— Work item —
Without the pictures, copy all of the data exactly.

— Record set —

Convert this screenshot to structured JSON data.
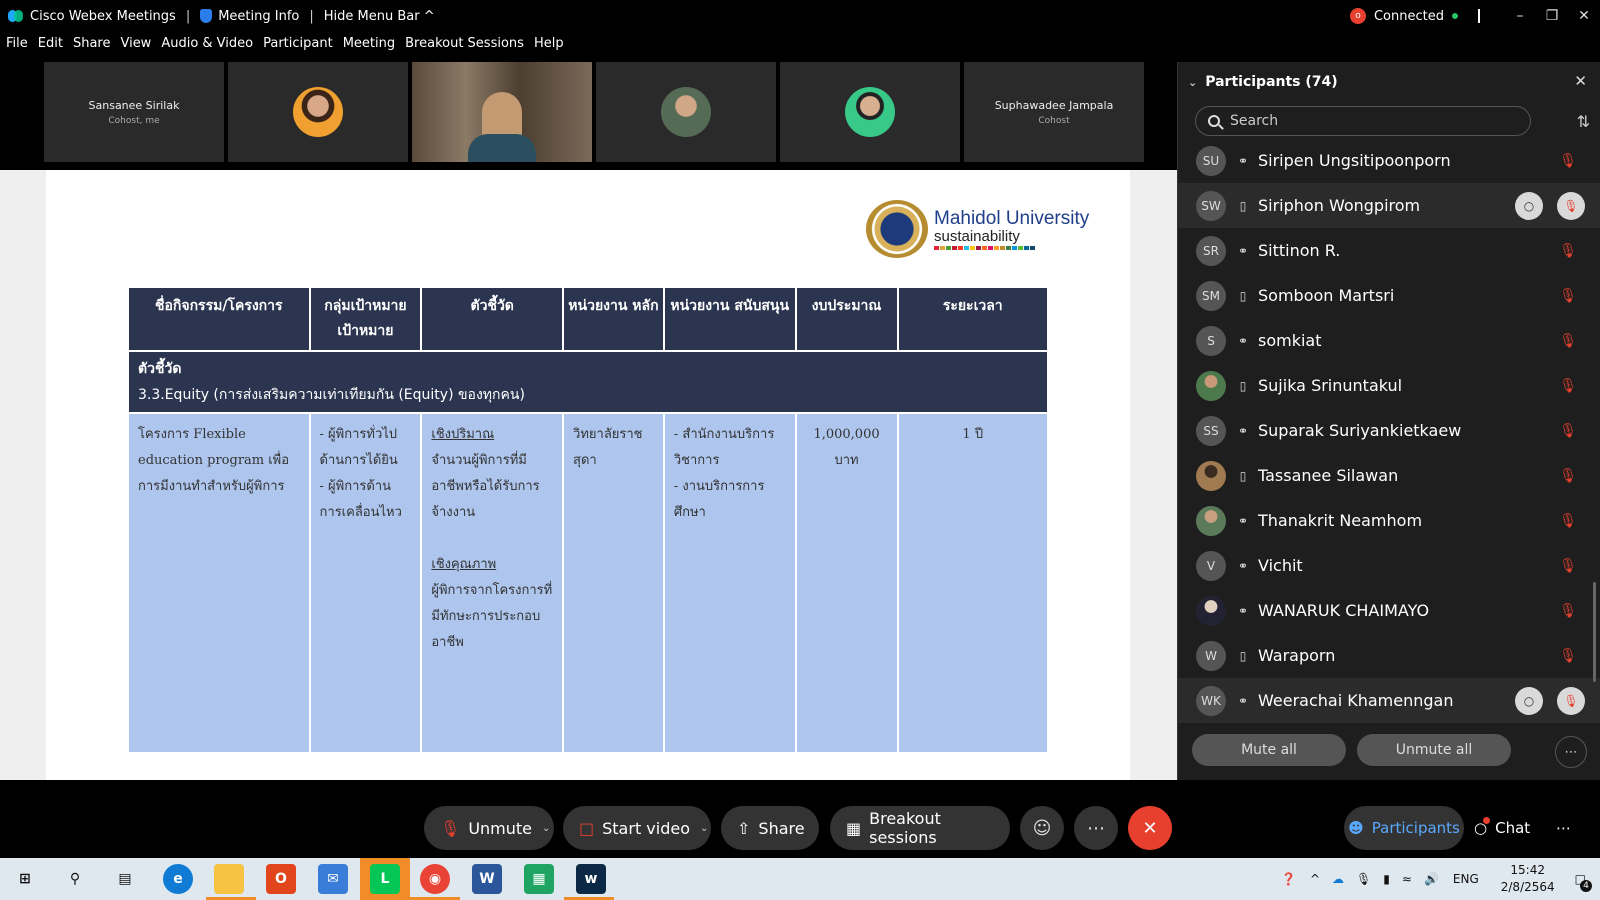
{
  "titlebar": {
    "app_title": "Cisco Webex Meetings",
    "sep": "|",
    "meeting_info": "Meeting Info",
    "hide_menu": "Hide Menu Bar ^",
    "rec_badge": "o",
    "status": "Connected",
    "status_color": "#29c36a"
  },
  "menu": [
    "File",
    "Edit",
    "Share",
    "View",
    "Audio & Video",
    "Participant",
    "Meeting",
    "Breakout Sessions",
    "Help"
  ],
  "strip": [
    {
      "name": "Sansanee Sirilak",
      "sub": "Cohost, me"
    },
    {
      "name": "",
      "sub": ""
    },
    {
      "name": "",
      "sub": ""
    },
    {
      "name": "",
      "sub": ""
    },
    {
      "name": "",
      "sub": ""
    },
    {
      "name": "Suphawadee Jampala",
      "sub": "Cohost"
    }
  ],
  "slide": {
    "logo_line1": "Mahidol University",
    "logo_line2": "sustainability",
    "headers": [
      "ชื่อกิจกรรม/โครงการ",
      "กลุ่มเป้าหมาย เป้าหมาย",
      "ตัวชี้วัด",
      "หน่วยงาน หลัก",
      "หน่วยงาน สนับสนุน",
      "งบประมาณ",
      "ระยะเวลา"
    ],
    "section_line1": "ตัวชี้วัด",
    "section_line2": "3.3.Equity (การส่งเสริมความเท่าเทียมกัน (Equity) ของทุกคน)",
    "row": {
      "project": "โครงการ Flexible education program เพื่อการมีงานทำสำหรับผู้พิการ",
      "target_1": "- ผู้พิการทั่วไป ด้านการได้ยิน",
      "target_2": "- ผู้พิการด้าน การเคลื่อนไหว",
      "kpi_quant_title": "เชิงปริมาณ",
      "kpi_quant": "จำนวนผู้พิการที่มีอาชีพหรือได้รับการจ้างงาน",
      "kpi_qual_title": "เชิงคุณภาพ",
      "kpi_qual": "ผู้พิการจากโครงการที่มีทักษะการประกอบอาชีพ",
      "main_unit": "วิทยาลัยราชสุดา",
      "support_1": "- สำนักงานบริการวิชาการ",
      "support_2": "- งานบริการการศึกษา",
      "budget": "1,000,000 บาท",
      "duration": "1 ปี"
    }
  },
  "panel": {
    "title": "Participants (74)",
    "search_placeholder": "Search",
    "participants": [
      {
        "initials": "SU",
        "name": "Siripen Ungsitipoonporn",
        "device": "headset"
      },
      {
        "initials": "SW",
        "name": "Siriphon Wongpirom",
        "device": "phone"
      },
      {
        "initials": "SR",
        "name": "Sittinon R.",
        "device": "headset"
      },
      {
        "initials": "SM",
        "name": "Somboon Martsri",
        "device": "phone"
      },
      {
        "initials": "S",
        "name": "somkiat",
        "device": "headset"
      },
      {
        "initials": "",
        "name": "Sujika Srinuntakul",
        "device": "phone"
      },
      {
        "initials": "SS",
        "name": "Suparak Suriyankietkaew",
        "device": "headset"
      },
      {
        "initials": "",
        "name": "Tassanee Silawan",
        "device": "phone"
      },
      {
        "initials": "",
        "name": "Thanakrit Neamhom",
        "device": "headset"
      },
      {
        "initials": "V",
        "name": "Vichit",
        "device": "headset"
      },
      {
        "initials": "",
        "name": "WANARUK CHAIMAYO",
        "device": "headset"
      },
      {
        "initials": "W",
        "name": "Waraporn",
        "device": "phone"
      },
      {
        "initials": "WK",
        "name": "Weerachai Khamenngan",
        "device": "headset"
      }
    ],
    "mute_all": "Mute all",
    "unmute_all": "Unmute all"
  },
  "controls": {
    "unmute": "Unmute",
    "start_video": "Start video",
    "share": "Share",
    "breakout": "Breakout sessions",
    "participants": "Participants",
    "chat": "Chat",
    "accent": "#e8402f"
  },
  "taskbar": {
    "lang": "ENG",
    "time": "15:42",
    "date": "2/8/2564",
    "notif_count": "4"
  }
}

— Result of this task —
Convert this screenshot to structured JSON data.
{
  "titlebar": {
    "app_title": "Cisco Webex Meetings",
    "sep": "|",
    "meeting_info": "Meeting Info",
    "hide_menu": "Hide Menu Bar ^",
    "rec_badge": "o",
    "status": "Connected",
    "status_color": "#29c36a"
  },
  "menu": [
    "File",
    "Edit",
    "Share",
    "View",
    "Audio & Video",
    "Participant",
    "Meeting",
    "Breakout Sessions",
    "Help"
  ],
  "strip": [
    {
      "name": "Sansanee Sirilak",
      "sub": "Cohost, me"
    },
    {
      "name": "",
      "sub": ""
    },
    {
      "name": "",
      "sub": ""
    },
    {
      "name": "",
      "sub": ""
    },
    {
      "name": "",
      "sub": ""
    },
    {
      "name": "Suphawadee Jampala",
      "sub": "Cohost"
    }
  ],
  "slide": {
    "logo_line1": "Mahidol University",
    "logo_line2": "sustainability",
    "headers": [
      "ชื่อกิจกรรม/โครงการ",
      "กลุ่มเป้าหมาย เป้าหมาย",
      "ตัวชี้วัด",
      "หน่วยงาน หลัก",
      "หน่วยงาน สนับสนุน",
      "งบประมาณ",
      "ระยะเวลา"
    ],
    "section_line1": "ตัวชี้วัด",
    "section_line2": "3.3.Equity (การส่งเสริมความเท่าเทียมกัน (Equity) ของทุกคน)",
    "row": {
      "project": "โครงการ Flexible education program เพื่อการมีงานทำสำหรับผู้พิการ",
      "target_1": "- ผู้พิการทั่วไป ด้านการได้ยิน",
      "target_2": "- ผู้พิการด้าน การเคลื่อนไหว",
      "kpi_quant_title": "เชิงปริมาณ",
      "kpi_quant": "จำนวนผู้พิการที่มีอาชีพหรือได้รับการจ้างงาน",
      "kpi_qual_title": "เชิงคุณภาพ",
      "kpi_qual": "ผู้พิการจากโครงการที่มีทักษะการประกอบอาชีพ",
      "main_unit": "วิทยาลัยราชสุดา",
      "support_1": "- สำนักงานบริการวิชาการ",
      "support_2": "- งานบริการการศึกษา",
      "budget": "1,000,000 บาท",
      "duration": "1 ปี"
    }
  },
  "panel": {
    "title": "Participants (74)",
    "search_placeholder": "Search",
    "participants": [
      {
        "initials": "SU",
        "name": "Siripen Ungsitipoonporn",
        "device": "headset"
      },
      {
        "initials": "SW",
        "name": "Siriphon Wongpirom",
        "device": "phone"
      },
      {
        "initials": "SR",
        "name": "Sittinon R.",
        "device": "headset"
      },
      {
        "initials": "SM",
        "name": "Somboon Martsri",
        "device": "phone"
      },
      {
        "initials": "S",
        "name": "somkiat",
        "device": "headset"
      },
      {
        "initials": "",
        "name": "Sujika Srinuntakul",
        "device": "phone"
      },
      {
        "initials": "SS",
        "name": "Suparak Suriyankietkaew",
        "device": "headset"
      },
      {
        "initials": "",
        "name": "Tassanee Silawan",
        "device": "phone"
      },
      {
        "initials": "",
        "name": "Thanakrit Neamhom",
        "device": "headset"
      },
      {
        "initials": "V",
        "name": "Vichit",
        "device": "headset"
      },
      {
        "initials": "",
        "name": "WANARUK CHAIMAYO",
        "device": "headset"
      },
      {
        "initials": "W",
        "name": "Waraporn",
        "device": "phone"
      },
      {
        "initials": "WK",
        "name": "Weerachai Khamenngan",
        "device": "headset"
      }
    ],
    "mute_all": "Mute all",
    "unmute_all": "Unmute all"
  },
  "controls": {
    "unmute": "Unmute",
    "start_video": "Start video",
    "share": "Share",
    "breakout": "Breakout sessions",
    "participants": "Participants",
    "chat": "Chat",
    "accent": "#e8402f"
  },
  "taskbar": {
    "lang": "ENG",
    "time": "15:42",
    "date": "2/8/2564",
    "notif_count": "4"
  }
}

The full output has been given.